But when spending is limited, choices have to be made. An effective manager (with accurate information) is one who can make the right choice and put every dollar spent to the most productive use. If you think this is all theoretical, it’s not. No well run company will invest in a start up until it is big enough to know what to do with the money. In addition, a company with a tightened belt will comb its expenses reports, accounts payable and accounts receivable and ferret out fraud, waste and abuse. All of these factors will increase the productivity of every dollar invested. In other words, more money doesn’t buy better results. Just ask the Philadelphia Eagles.
[...] So maybe we should take the crazy things he believes with a grain of salt. Liberals love to throw money at things, especially when it’s someone else’s [...]

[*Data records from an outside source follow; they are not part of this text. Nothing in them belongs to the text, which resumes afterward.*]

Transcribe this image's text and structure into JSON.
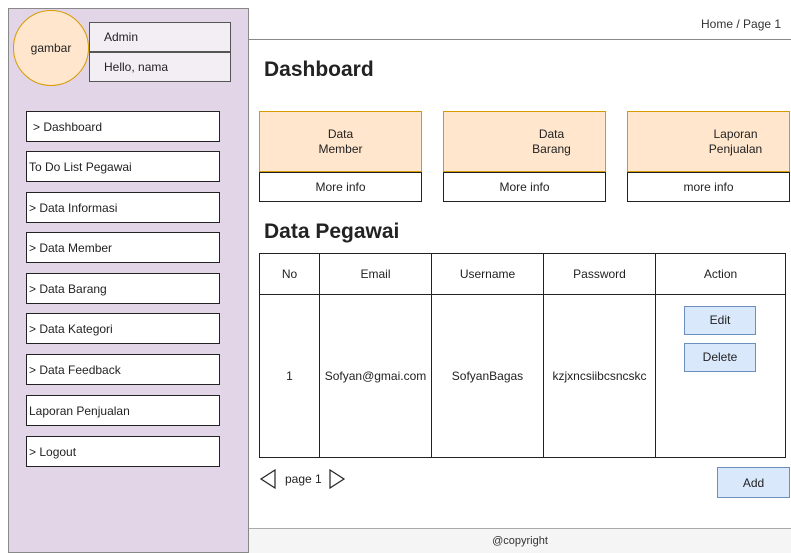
{
  "user": {
    "avatar_label": "gambar",
    "name": "Admin",
    "greeting": "Hello, nama"
  },
  "sidebar": {
    "items": [
      {
        "label": "> Dashboard"
      },
      {
        "label": "To Do List Pegawai"
      },
      {
        "label": "> Data Informasi"
      },
      {
        "label": "> Data Member"
      },
      {
        "label": "> Data Barang"
      },
      {
        "label": "> Data Kategori"
      },
      {
        "label": "> Data Feedback"
      },
      {
        "label": "Laporan Penjualan"
      },
      {
        "label": "> Logout"
      }
    ]
  },
  "header": {
    "breadcrumb": "Home / Page 1"
  },
  "main": {
    "title": "Dashboard",
    "cards": [
      {
        "line1": "Data",
        "line2": "Member",
        "link": "More info"
      },
      {
        "line1": "Data",
        "line2": "Barang",
        "link": "More info"
      },
      {
        "line1": "Laporan",
        "line2": "Penjualan",
        "link": "more info"
      }
    ],
    "section_title": "Data Pegawai",
    "table": {
      "headers": [
        "No",
        "Email",
        "Username",
        "Password",
        "Action"
      ],
      "rows": [
        {
          "no": "1",
          "email": "Sofyan@gmai.com",
          "username": "SofyanBagas",
          "password": "kzjxncsiibcsncskc",
          "edit": "Edit",
          "delete": "Delete"
        }
      ]
    },
    "pagination": {
      "label": "page 1"
    },
    "add_label": "Add"
  },
  "footer": {
    "text": "@copyright"
  },
  "colors": {
    "sidebar_bg": "#e1d5e7",
    "card_bg": "#ffe6cc",
    "card_border": "#d79b00",
    "button_bg": "#dae8fc",
    "button_border": "#6c8ebf"
  }
}
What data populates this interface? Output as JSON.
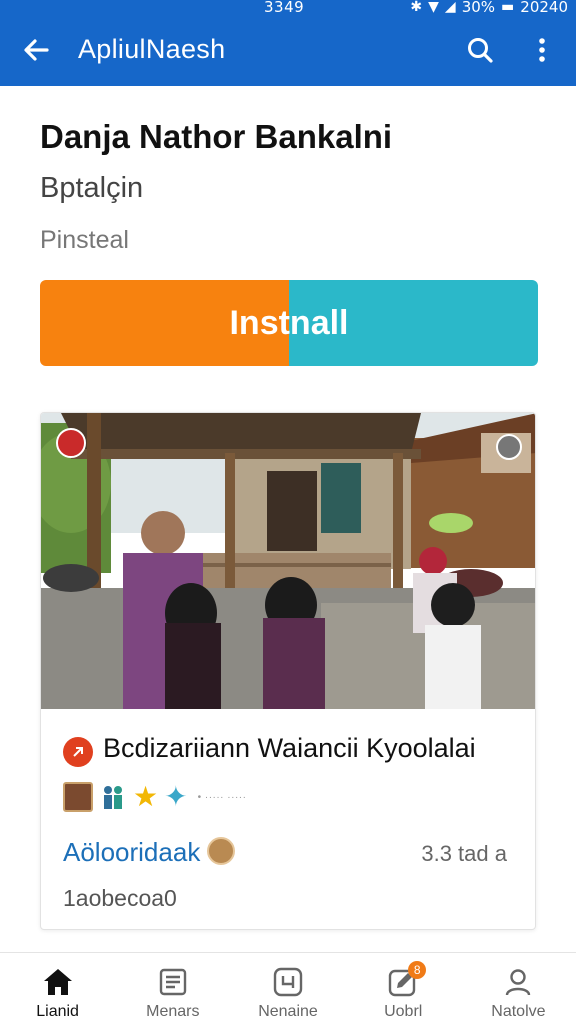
{
  "status_bar": {
    "time": "3349",
    "battery": "30%",
    "clock": "20240"
  },
  "app_bar": {
    "title": "ApliulNaesh"
  },
  "app": {
    "name": "Danja Nathor Bankalni",
    "developer": "Bptalçin",
    "status": "Pinsteal",
    "install_label": "Instnall"
  },
  "card": {
    "title": "Bcdizariiann Waiancii Kyoolalai",
    "rating_text": "• ····· ·····",
    "author": "Aölooridaak",
    "size": "3.3 tad a",
    "date": "1aobecoa0"
  },
  "bottom_nav": {
    "items": [
      {
        "label": "Lianid",
        "icon": "home-icon"
      },
      {
        "label": "Menars",
        "icon": "list-icon"
      },
      {
        "label": "Nenaine",
        "icon": "calendar-icon"
      },
      {
        "label": "Uobrl",
        "icon": "edit-icon",
        "badge": "8"
      },
      {
        "label": "Natolve",
        "icon": "person-icon"
      }
    ]
  },
  "colors": {
    "primary": "#1667c9",
    "install_left": "#f7820f",
    "install_right": "#2bb8c9",
    "link": "#1c6fb8"
  }
}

In response to another of your posts, I discussed the role of government investment, but here, I just want to point out that referencing what the American public “believes” as if it has any meaning means based on your resume that you are just being a huge tool. I assume you’re smart enough based on your education and work history that you know the American public is not a reliable scientific source. Go look at the IPCC report, a group comprised of the best and brightest scientists working in fields related to the issue of climate change. It’s happening. The disturbing part is the reports are written in a very conservative way. There’s the gentle pull of industry and politics, but the much stronger pull of the scientific community to not overstate the problem, and so every year, the problem is worse than the report will state, atmospheric changes that they marked a few years ago to occur in a decade, are already here. I don’t want to be negative towards you, but I think you’re smart, and you have to know that the American public is in many situations a poor source of information, and that the form of rhetoric that depends on that statement is in my opinion a lie. It is a kind of lying to knowingly mislead others. The media and the politicians lie in this way all the time, and I’m frankly uncomfortable with it. Tell me the truth, use the truth, and don’t worry if the truth is difficult, or if the outcome of telling the truth is unpredictable.
My point in noting Americans’ lack of concern over Global Warming was not in the manner of scientific proof. Popular opinion (or the number of scientists who agree with a UN report) has no more bearing on science than it does history. If 53% of Americans believed that Germany bombed Pearl Harbor, that wouldn’t make it true. But it is relevant when we talk about on which causes we are going to fritter away taxpayer money. Governing is choosing, and it’s a poorly governed country that goes bankrupt spending money on a crisis that its people either don’t believe is happening or don’t believe can be solved by humans. Science is not a democracy, but government spending is subject to one.
The IPCC is not reliable, and you belie your bias by implying there is any industrial pressure applied to the IPCC. What evidence do you have for such a claim–that an inter-governmental panel of the UN is influenced by corporations? In contrary, the East Anglia Climate Research Unit was censured for conspiring to manipulate data and findings on which the IPCC based its report in order to ensure the study would “prove” Global Warming™ exists. In fact, several of the scientists whose names are used to add weight have objected, say the summary is inconsistent with their findings, and they do not support the hysteria. Tom Tripp, the study’s lead author, is just one: http://www.heraldextra.com/news/local/article_fccab79f-0d21-55e2-9dfd-1991fb43ba18.html?
Government sponsored research will never find that a problem doesn’t exist. To think so is to be naive to history and human nature.